Two win sickness benefit test legal challenge
Two people with mental health problems have won a legal challenge against the government tests for sickness benefit.
Judges at the Upper Tribunal ruled the Work Capability Assessment puts people with mental illness, autism and learning difficulties at a substantial disadvantage.
The process is too difficult for many to navigate, a court heard.
The Department for Work and Pensions says there are safeguards in place and it will appeal against the ruling.
Work Capability Assessment (WCA) tests, which measure a person's entitlement to Employment and Support Allowance (ESA) by determining whether they are fit for employment, were introduced in 2008 and are carried out on behalf of the government.
The claimants alleged the system discriminated against them but the judges have asked to see further evidence before it can make a decision on this.
The court was told people who have conditions that mean they lack insight can struggle to gather the right documents needed for a successful claim, such as doctors' reports.
The judgment was the result of a judicial review brought by two claimants with mental health problems, whose identities have been protected.
Lawyers for the two argued that where a claim is from someone with a mental health problem, it should be the government's responsibility to seek additional medical evidence.
UK charities Rethink Mental Illness, Mind and the National Autistic Society intervened in the case to provide evidence based on the experiences of their members and supporters.
Almost 20,000 people are assessed each week for ESA - including those moving over from the old benefit system of Incapacity Benefit (IB) - in England, Wales and Scotland, DWP figures show. The benefits system in Northern Ireland is administered separately.
More than a third of these people are claiming primarily for mental health problems, meaning tens of thousands of people each month are going through a process that puts them at a substantial disadvantage, the mental health charity said.
Under the current system, evidence from a professional, such as a GP or social worker, is expected to be provided by claimants themselves. There is no obligation for the DWP to collect this evidence, even on behalf of the most vulnerable claimants - apart from in some rare cases.
The charities involved in the case called on the government to suspend use of WCA tests for the people they help.
Mind's chief executive Paul Farmer said: "The judgment is a victory, not only for the two individuals involved in this case, but for thousands of people who have experienced additional distress and anxiety because they have struggled through an assessment process which does not adequately consider the needs of people with mental health problems."
The DWP said it wished to work with charities to "continually improve" the WCA for people with mental health problems.
But a spokesperson said: "We disagree with today's ruling and intend to appeal.

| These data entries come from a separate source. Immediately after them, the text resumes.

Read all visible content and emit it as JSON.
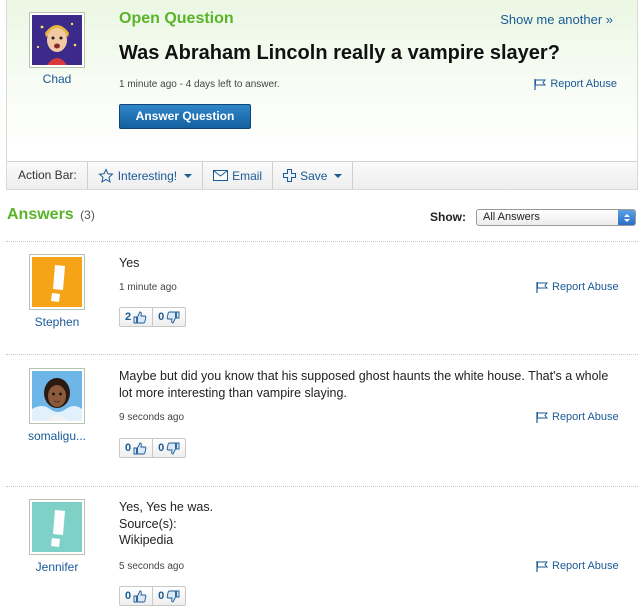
{
  "question": {
    "label": "Open Question",
    "show_another": "Show me another »",
    "title": "Was Abraham Lincoln really a vampire slayer?",
    "meta": "1 minute ago - 4 days left to answer.",
    "report": "Report Abuse",
    "answer_button": "Answer Question",
    "asker": {
      "name": "Chad",
      "avatar_icon": "cartoon-boy-avatar-icon"
    }
  },
  "action_bar": {
    "label": "Action Bar:",
    "interesting": "Interesting!",
    "email": "Email",
    "save": "Save"
  },
  "answers_header": {
    "title": "Answers",
    "count": "(3)",
    "show_label": "Show:",
    "show_value": "All Answers"
  },
  "answers": [
    {
      "name": "Stephen",
      "text": "Yes",
      "time": "1 minute ago",
      "thumbs_up": "2",
      "thumbs_down": "0",
      "report": "Report Abuse",
      "avatar_color": "#f5a317"
    },
    {
      "name": "somaligu...",
      "text": "Maybe but did you know that his supposed ghost haunts the white house. That's a whole lot more interesting than vampire slaying.",
      "time": "9 seconds ago",
      "thumbs_up": "0",
      "thumbs_down": "0",
      "report": "Report Abuse"
    },
    {
      "name": "Jennifer",
      "text": "Yes, Yes he was.",
      "source_label": "Source(s):",
      "source": "Wikipedia",
      "time": "5 seconds ago",
      "thumbs_up": "0",
      "thumbs_down": "0",
      "report": "Report Abuse",
      "avatar_color": "#7fd1c7"
    }
  ],
  "colors": {
    "accent_green": "#59b42a",
    "link_blue": "#1a5a96",
    "button_blue": "#15609f"
  }
}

"We believe we have made - and continue to make - significant improvements to the WCA process for people with mental health conditions. The percentage of people with mental health conditions who go into the support group for ESA has more than tripled since 2010.
The DWP said the tribunal had made clear that there are safeguards built in to the WCA process to help ESA claimants.